The recent earthquake in Turkey has caused immense damage and loss of life. The international community has shown solidarity with the people of Turkey by providing financial support and other assistance. When the world seems darkest, there are always those whose compassionate actions light a path to happiness and prosperity.
These are the stories of some of those shining lights and what they do to make these hard times easier for those most affected.
Nikolay Petrov – Senior Software Developer with Acronis in Bulgaria
My involvement with Cave Rescue Bulgaria began two years ago. I received a request on 08 February that our cave rescuers should depart immediately for Turkey following the devastating earthquake. It was an urgent request; there is still hope that people are alive but trapped under the ruins.
The next day, 12 highly trained cave rescuers met at Sofia airport with a few more volunteers. We had 2.5 tons of equipment for a flight to Istanbul and waited to get on an aeroplane to Adana. On the flight to Adana, we met four German doctors travelling with 500 kilograms of self-funded medical equipment for the rescue, and we decided to join forces. Our work for the next few days would be in Antakya, in the Hatay region. Due to the sheer scale of the disaster, a heavily damaged town required immediate assistance. Upon arrival, we were taken to the town, where we were faced with the disaster’s damage – whatever building was still standing was so severely damaged that it would either fall by itself soon or should be demolished.

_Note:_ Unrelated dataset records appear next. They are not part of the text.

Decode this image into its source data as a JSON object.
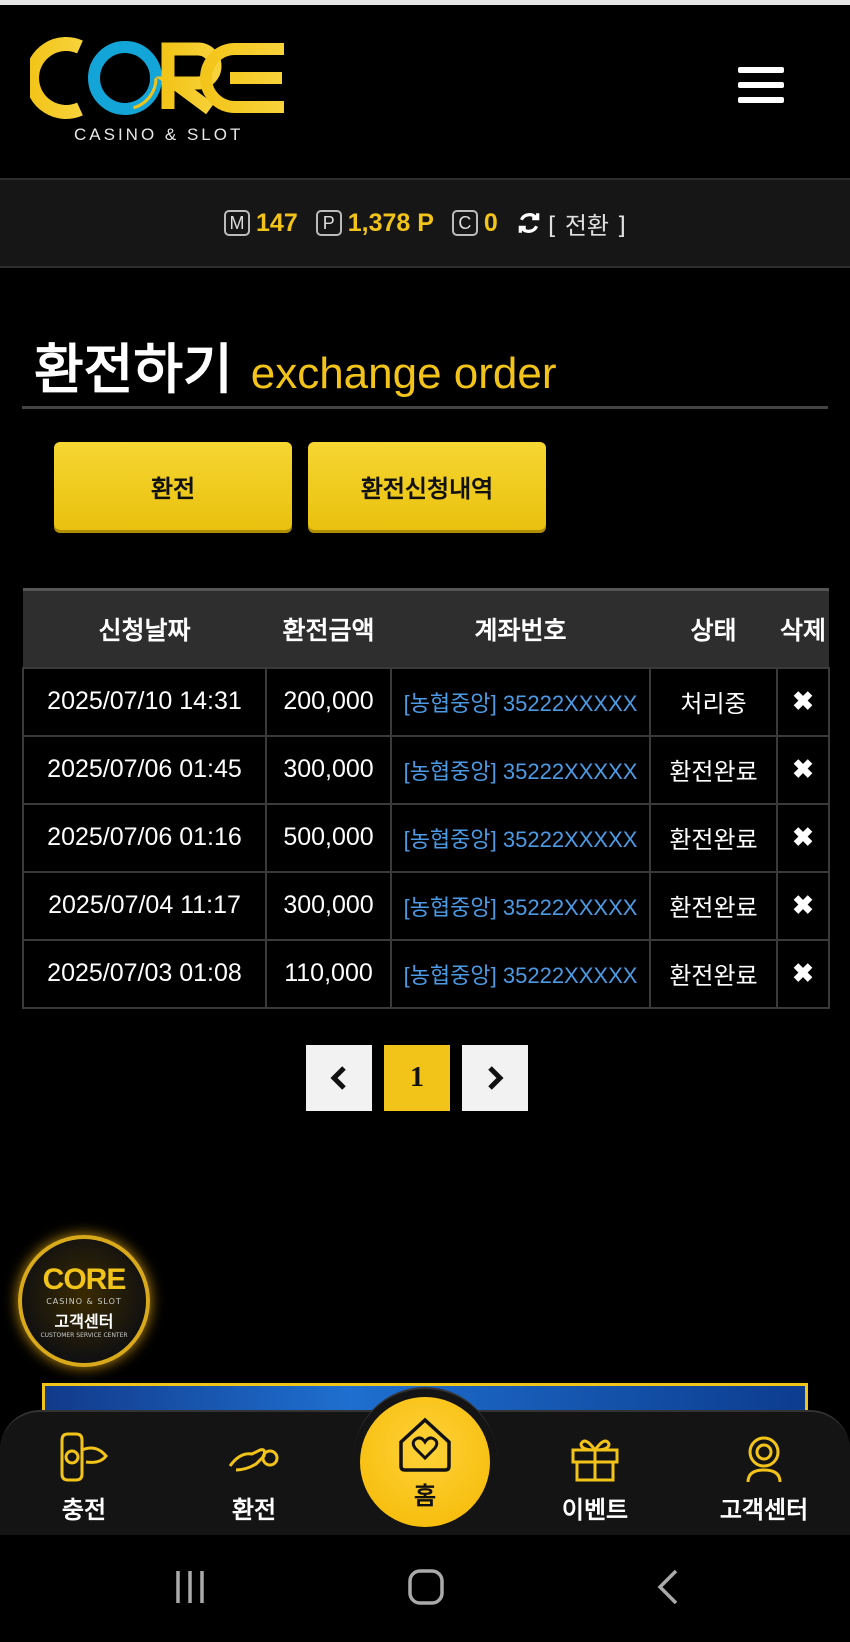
{
  "brand": {
    "logo_text": "CORE",
    "logo_sub": "CASINO & SLOT"
  },
  "balance": {
    "m_icon": "M",
    "m_value": "147",
    "p_icon": "P",
    "p_value": "1,378 P",
    "c_icon": "C",
    "c_value": "0",
    "convert_label": "[ 전환 ]"
  },
  "page": {
    "title_ko": "환전하기",
    "title_en": "exchange order"
  },
  "tabs": {
    "exchange": "환전",
    "history": "환전신청내역"
  },
  "table": {
    "headers": [
      "신청날짜",
      "환전금액",
      "계좌번호",
      "상태",
      "삭제"
    ],
    "rows": [
      {
        "date": "2025/07/10 14:31",
        "amount": "200,000",
        "account": "[농협중앙] 35222XXXXX",
        "status": "처리중"
      },
      {
        "date": "2025/07/06 01:45",
        "amount": "300,000",
        "account": "[농협중앙] 35222XXXXX",
        "status": "환전완료"
      },
      {
        "date": "2025/07/06 01:16",
        "amount": "500,000",
        "account": "[농협중앙] 35222XXXXX",
        "status": "환전완료"
      },
      {
        "date": "2025/07/04 11:17",
        "amount": "300,000",
        "account": "[농협중앙] 35222XXXXX",
        "status": "환전완료"
      },
      {
        "date": "2025/07/03 01:08",
        "amount": "110,000",
        "account": "[농협중앙] 35222XXXXX",
        "status": "환전완료"
      }
    ],
    "delete_icon": "✖"
  },
  "pagination": {
    "prev": "‹",
    "current": "1",
    "next": "›"
  },
  "cs_badge": {
    "logo": "CORE",
    "sub": "CASINO & SLOT",
    "label_ko": "고객센터",
    "label_en": "CUSTOMER SERVICE CENTER"
  },
  "bottom_nav": {
    "deposit": "충전",
    "exchange": "환전",
    "home": "홈",
    "event": "이벤트",
    "support": "고객센터"
  },
  "colors": {
    "accent": "#f2c319",
    "link": "#4b9be6",
    "bg": "#000000"
  }
}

As cave rescuers, we are trained to work in harsh environments and tight spaces. Cave Rescue Bulgaria is a non-profit organization; we are not backed by the government or any prestigious organization. We left Turkey with our tools and equipment. When we arrived in the town, locals had done most of the removal work with heavy equipment. An excavator would remove a whole building floor, and a rescue team or volunteers would enter inside and check for survivors, which took hours per floor.
Our first “day” ended more than 48 hours later with no sleep and moving our camp with 3 tons of equipment manually four times.
The team ventured to places no one else would venture, trying to find survivors or recover bodies. We partnered with a local NGO and travelled with whatever improvised transport made available – most of the time, cargo vehicles. We worked as much as possible the next few days with hardly any sleep and night shifts.
While on the field, we were left speechless by the attitude of the locals – everyone was eager to help us do our job, bringing us food or tools, offering transport, and helping with what they could. We received invaluable assistance from the Turkish Embassy in Sofia and Turkish Airlines. Check-in desks were opened just for us, and flights were delayed so we could board. Valuable help was also provided by the National Association of Volunteers in the Republic of Bulgaria.
We are teaming up with our local partners and government agencies to provide essential supplies to support the humanitarian aid efforts. The Acronis Cyber Foundation Program and Groundbreaker have set up a donation page that allows you to contribute financially in USD or Euros.
Recurring donations are accepted and encouraged. With the help and generosity of others, this region can rebuild from this disaster. Together we can give much-needed relief and aid to those injured or lost family or housing.